World heading ‘in wrong direction’ on emissions
Published: Sep 14, 2022 09:36 PM
Climate science has shown clearly that the world is going "in the wrong direction" in fighting climate change, and that without much more ambitious action, the physical and socioeconomic impacts will be increasingly devastating, the World Meteorological Organization (WMO) warned in a report published on Tuesday.

According to "United in Science," a multi-agency report coordinated by the WMO, urgent action is needed to ­mitigate emissions and adapt to the changing climate, because countries collectively are falling short of meeting their new or updated pledges with current policies.

The report assesses the most recent scientific findings related to climate change, its impacts and responses. It shows that greenhouse gas concentrations continue to rise to record highs, as fossil fuel emission rates are now above pre-COVID-19 levels after a temporary drop due to lockdowns. The ambition of emissions reduction pledges for 2030 needs to be seven times higher to be in line with the 1.5 C reduction goal of the Paris Agreement.
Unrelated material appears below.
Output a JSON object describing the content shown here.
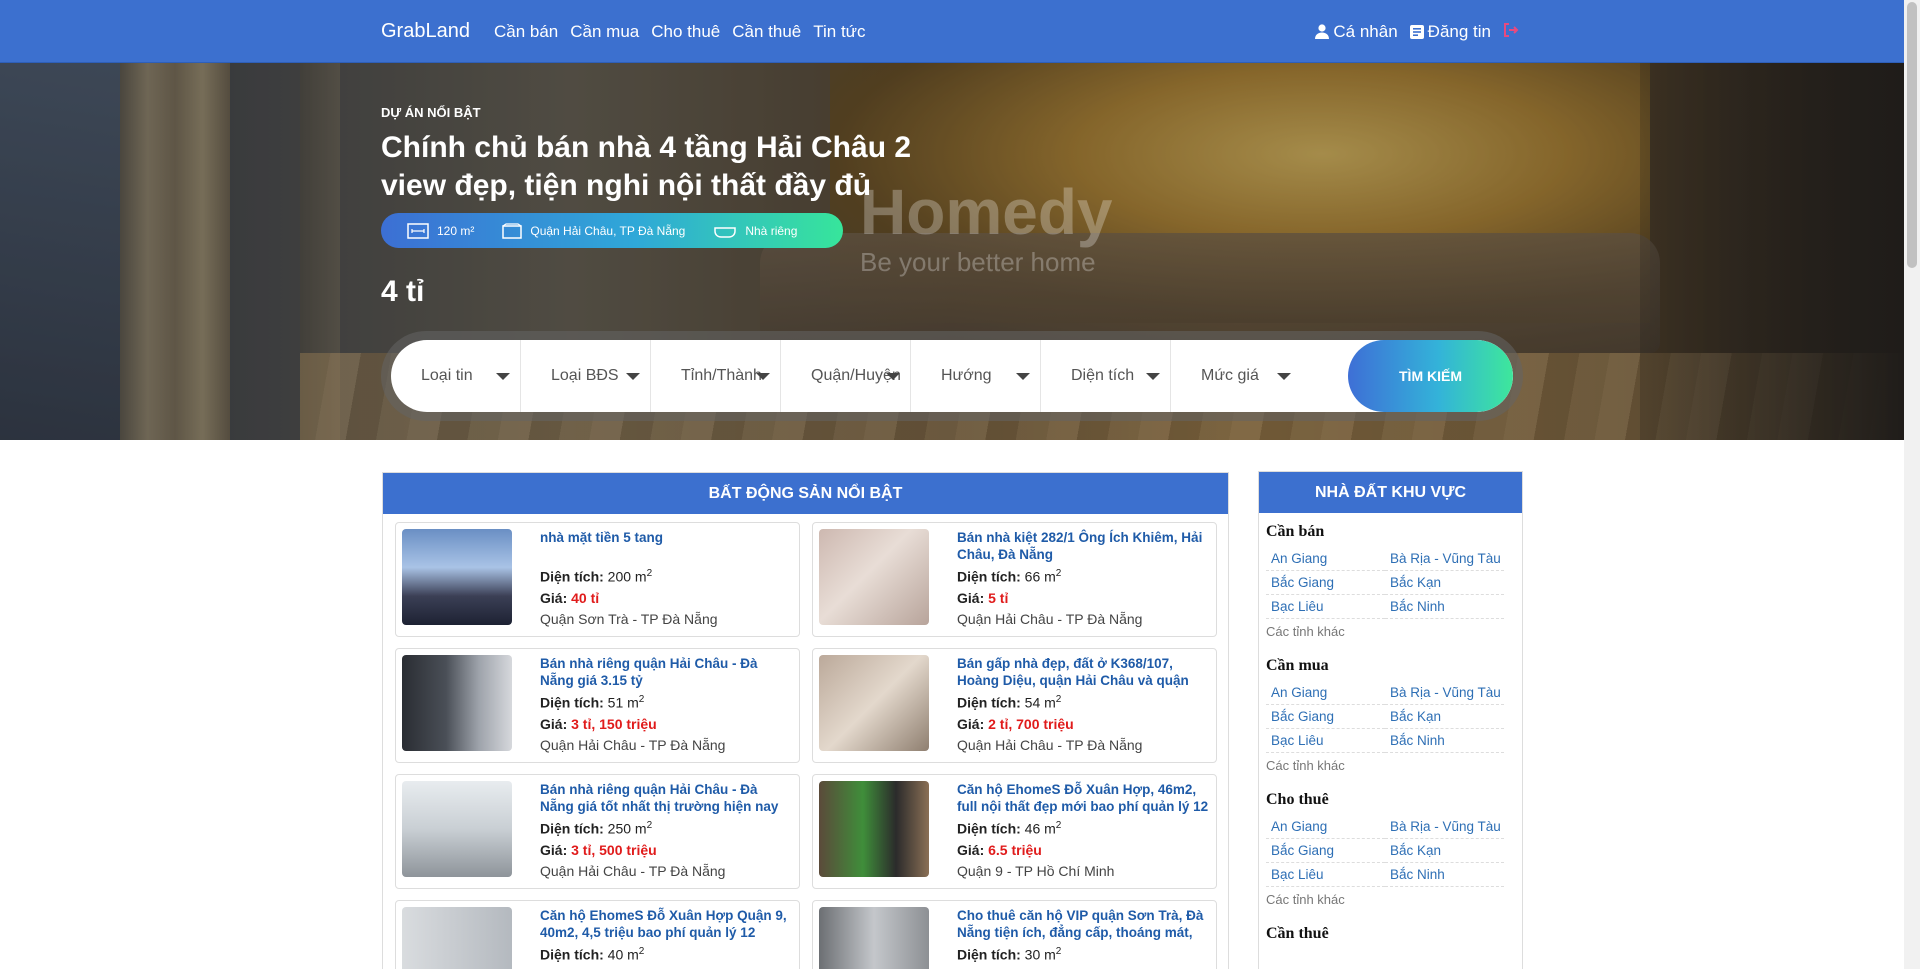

As the past seven years were the warmest on record and global warming increases, "tipping points" in the climate system cannot be ruled out, the report warns. That would cause increasing socio-economic impacts to cities, which are home to billions of people and are responsible for up to 70 percent of human-caused emissions.

"Floods, droughts, heatwaves, extreme storms and wildfires are going from bad to worse, breaking records with alarming frequency... There is nothing natural about the new scale of these disasters. They are the price of humanity's fossil fuel addiction," United Nations Secretary-General Antonio Guterres said in a video message attached to the report.
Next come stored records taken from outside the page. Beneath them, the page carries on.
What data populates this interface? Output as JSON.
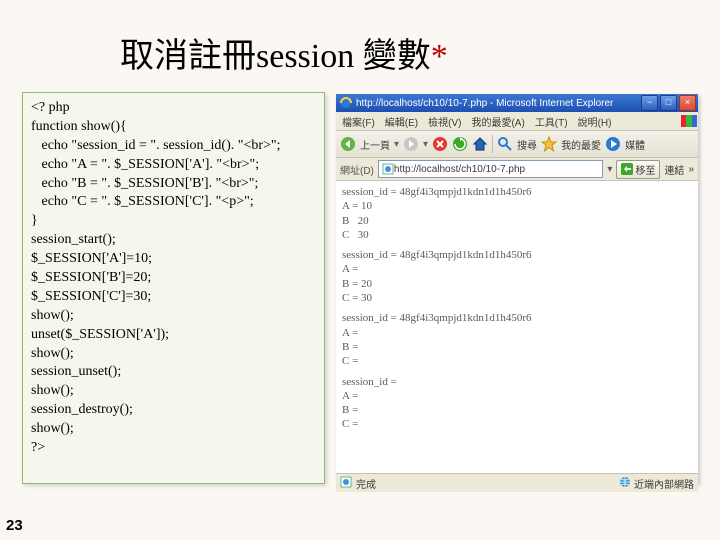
{
  "title_main": "取消註冊session 變數",
  "title_star": "*",
  "code": "<? php\nfunction show(){\n   echo \"session_id = \". session_id(). \"<br>\";\n   echo \"A = \". $_SESSION['A']. \"<br>\";\n   echo \"B = \". $_SESSION['B']. \"<br>\";\n   echo \"C = \". $_SESSION['C']. \"<p>\";\n}\nsession_start();\n$_SESSION['A']=10;\n$_SESSION['B']=20;\n$_SESSION['C']=30;\nshow();\nunset($_SESSION['A']);\nshow();\nsession_unset();\nshow();\nsession_destroy();\nshow();\n?>",
  "browser": {
    "window_title": "http://localhost/ch10/10-7.php - Microsoft Internet Explorer",
    "menu": [
      "檔案(F)",
      "編輯(E)",
      "檢視(V)",
      "我的最愛(A)",
      "工具(T)",
      "說明(H)"
    ],
    "toolbar": {
      "back": "上一頁",
      "search": "搜尋",
      "fav": "我的最愛",
      "media": "媒體"
    },
    "addr_label": "網址(D)",
    "addr_value": "http://localhost/ch10/10-7.php",
    "go_label": "移至",
    "link_label": "連結",
    "chevron": "»",
    "page_blocks": [
      "session_id = 48gf4i3qmpjd1kdn1d1h450r6\nA = 10\nB   20\nC   30",
      "session_id = 48gf4i3qmpjd1kdn1d1h450r6\nA =\nB = 20\nC = 30",
      "session_id = 48gf4i3qmpjd1kdn1d1h450r6\nA =\nB =\nC =",
      "session_id =\nA =\nB =\nC ="
    ],
    "status_done": "完成",
    "status_zone": "近端內部網路"
  },
  "slide_number": "23"
}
"This year's 'United in Science' report shows climate impacts heading into the uncharted territory of destruction. Yet each year we double down on this fossil fuel addiction, even as the symptoms get rapidly worse," he said.

According to the UN Environment Program, one of the contributors to the report, new national mitigation pledges for 2030 show some progress toward lowering greenhouse gas emissions but are insufficient. 

The ambition of these new pledges would need to be four times higher to get on track to limit global warming to 2 C and seven times higher to get on track to 1.5 C, as has been stipulated in the Paris Agreement.

"Climate science is increasingly able to show that many of the extreme ­weather events that we are experiencing have become more likely and more intense due to human-induced climate change. We have seen this repeatedly this year, with tragic effect," WMO ­Secretary-General Petteri Taalas said.

"It is more important than ever that we scale up action on early warning systems to build resilience to current and future climate risks in vulnerable communities," he said.